(Exercise goal): Your answer should hold every line of the records below that contains the string "дюйм".

Interface dataset entries:
╔══
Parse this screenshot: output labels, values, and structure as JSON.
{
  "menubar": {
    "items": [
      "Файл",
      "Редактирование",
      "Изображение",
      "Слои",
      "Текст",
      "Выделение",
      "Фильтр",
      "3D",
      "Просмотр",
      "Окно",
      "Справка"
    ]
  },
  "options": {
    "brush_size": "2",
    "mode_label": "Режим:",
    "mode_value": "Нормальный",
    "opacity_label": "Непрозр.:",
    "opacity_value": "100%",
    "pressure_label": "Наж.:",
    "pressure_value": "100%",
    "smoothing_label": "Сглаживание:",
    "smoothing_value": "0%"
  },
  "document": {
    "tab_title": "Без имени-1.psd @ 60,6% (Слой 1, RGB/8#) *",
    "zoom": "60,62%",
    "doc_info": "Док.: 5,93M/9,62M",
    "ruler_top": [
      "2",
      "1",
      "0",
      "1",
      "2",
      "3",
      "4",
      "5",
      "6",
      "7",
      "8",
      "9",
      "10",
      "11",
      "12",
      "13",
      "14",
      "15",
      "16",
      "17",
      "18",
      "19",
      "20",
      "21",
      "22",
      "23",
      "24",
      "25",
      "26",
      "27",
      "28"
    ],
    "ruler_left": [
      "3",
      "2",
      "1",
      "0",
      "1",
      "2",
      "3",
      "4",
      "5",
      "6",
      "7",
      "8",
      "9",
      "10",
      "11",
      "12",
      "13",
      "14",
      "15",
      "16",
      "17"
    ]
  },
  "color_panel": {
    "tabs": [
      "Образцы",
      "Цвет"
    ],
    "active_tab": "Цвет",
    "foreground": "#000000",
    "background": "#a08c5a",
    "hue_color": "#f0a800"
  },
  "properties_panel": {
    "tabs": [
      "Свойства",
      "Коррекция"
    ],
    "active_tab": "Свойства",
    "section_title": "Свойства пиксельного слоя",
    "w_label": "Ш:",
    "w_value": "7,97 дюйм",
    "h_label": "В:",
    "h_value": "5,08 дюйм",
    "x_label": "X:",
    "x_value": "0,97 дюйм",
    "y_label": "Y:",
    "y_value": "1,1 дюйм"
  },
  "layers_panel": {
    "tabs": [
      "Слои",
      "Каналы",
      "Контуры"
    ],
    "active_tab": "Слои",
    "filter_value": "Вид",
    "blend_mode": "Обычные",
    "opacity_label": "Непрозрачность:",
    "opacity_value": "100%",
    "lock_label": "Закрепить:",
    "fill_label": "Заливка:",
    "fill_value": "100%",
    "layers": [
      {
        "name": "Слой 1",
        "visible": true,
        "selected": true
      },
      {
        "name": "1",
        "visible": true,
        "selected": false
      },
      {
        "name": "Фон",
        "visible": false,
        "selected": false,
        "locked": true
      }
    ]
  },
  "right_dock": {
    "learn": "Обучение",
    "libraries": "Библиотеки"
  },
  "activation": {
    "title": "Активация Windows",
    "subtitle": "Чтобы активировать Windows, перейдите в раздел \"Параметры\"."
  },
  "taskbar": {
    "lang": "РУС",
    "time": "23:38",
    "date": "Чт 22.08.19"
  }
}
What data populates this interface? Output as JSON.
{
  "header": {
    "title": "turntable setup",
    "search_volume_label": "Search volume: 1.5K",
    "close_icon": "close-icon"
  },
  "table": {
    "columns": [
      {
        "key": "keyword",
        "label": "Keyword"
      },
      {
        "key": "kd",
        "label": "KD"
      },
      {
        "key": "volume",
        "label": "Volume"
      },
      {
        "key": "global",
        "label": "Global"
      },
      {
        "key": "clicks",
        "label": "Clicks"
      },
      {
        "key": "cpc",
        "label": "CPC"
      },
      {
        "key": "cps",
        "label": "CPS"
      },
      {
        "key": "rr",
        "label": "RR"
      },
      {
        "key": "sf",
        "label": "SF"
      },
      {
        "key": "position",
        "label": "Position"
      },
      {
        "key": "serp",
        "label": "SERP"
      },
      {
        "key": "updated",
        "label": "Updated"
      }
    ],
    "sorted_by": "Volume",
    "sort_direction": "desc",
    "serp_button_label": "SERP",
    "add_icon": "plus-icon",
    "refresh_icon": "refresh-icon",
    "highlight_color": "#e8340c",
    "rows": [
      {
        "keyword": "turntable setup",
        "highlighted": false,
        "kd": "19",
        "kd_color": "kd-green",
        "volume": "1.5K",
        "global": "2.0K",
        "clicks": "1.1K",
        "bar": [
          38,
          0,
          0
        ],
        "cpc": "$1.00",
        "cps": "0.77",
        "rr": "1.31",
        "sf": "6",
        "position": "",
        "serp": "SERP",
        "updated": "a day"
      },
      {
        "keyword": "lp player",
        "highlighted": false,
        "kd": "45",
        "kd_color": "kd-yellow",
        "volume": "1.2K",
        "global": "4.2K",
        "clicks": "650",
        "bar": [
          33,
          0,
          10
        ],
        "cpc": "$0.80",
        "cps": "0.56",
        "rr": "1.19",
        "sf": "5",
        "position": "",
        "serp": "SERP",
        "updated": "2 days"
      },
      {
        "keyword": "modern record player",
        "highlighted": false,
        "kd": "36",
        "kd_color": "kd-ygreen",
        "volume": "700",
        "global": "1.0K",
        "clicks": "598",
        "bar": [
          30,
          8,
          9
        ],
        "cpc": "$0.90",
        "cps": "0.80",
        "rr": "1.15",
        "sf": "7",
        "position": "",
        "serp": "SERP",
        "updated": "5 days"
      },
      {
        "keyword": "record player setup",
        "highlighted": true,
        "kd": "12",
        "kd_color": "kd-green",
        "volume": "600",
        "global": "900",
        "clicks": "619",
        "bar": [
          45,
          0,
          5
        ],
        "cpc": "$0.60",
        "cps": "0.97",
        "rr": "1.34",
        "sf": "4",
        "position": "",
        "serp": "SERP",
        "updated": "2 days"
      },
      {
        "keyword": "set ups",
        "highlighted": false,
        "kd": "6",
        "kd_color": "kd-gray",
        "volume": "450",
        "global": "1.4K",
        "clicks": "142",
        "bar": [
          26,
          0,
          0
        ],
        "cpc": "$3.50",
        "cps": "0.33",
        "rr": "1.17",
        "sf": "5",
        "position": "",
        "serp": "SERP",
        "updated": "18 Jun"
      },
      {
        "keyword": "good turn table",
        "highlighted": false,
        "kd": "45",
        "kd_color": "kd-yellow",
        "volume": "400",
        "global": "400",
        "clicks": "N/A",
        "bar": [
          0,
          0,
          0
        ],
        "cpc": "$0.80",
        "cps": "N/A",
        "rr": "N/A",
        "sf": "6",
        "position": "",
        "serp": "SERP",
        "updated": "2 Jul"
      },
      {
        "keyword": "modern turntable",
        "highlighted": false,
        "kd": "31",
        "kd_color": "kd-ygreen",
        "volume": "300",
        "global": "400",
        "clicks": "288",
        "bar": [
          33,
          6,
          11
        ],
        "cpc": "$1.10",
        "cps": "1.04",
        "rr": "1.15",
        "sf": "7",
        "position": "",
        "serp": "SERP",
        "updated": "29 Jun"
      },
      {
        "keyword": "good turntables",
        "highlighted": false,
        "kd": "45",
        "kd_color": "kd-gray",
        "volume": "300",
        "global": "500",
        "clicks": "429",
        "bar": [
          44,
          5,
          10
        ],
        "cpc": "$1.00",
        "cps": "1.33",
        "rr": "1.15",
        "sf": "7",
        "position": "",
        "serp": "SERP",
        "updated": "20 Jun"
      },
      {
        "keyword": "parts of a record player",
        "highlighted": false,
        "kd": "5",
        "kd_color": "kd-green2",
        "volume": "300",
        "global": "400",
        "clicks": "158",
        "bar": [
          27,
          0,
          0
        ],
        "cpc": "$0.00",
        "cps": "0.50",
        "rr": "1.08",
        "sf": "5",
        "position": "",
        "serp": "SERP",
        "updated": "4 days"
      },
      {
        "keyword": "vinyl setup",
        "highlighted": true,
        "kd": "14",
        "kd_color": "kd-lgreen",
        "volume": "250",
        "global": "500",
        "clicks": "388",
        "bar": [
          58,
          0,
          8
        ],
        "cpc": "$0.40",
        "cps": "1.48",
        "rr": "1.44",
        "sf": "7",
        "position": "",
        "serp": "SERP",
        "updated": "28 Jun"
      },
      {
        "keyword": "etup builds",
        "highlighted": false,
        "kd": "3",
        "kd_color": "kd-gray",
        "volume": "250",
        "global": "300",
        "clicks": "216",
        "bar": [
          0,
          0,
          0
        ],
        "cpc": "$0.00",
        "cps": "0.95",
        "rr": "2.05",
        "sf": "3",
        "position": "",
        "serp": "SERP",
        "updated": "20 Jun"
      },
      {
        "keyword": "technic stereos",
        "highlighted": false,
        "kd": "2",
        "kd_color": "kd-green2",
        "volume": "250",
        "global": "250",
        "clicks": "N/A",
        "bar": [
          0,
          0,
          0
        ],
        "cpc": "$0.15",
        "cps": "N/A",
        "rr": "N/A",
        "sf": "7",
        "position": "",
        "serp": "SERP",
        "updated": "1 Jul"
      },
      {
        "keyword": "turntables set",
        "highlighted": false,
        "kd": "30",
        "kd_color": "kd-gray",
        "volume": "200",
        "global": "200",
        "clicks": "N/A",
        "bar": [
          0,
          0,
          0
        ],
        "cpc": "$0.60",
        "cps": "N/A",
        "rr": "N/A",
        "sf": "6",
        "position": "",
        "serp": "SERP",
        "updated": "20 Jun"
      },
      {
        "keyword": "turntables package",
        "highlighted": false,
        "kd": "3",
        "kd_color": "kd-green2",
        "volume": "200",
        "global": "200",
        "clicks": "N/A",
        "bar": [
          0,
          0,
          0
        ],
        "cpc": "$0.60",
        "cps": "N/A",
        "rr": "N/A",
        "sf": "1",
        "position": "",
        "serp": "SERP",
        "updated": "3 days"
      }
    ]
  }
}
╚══
(Result of the exercise):
    "w_value": "7,97 дюйм",
    "h_value": "5,08 дюйм",
    "x_value": "0,97 дюйм",
    "y_value": "1,1 дюйм"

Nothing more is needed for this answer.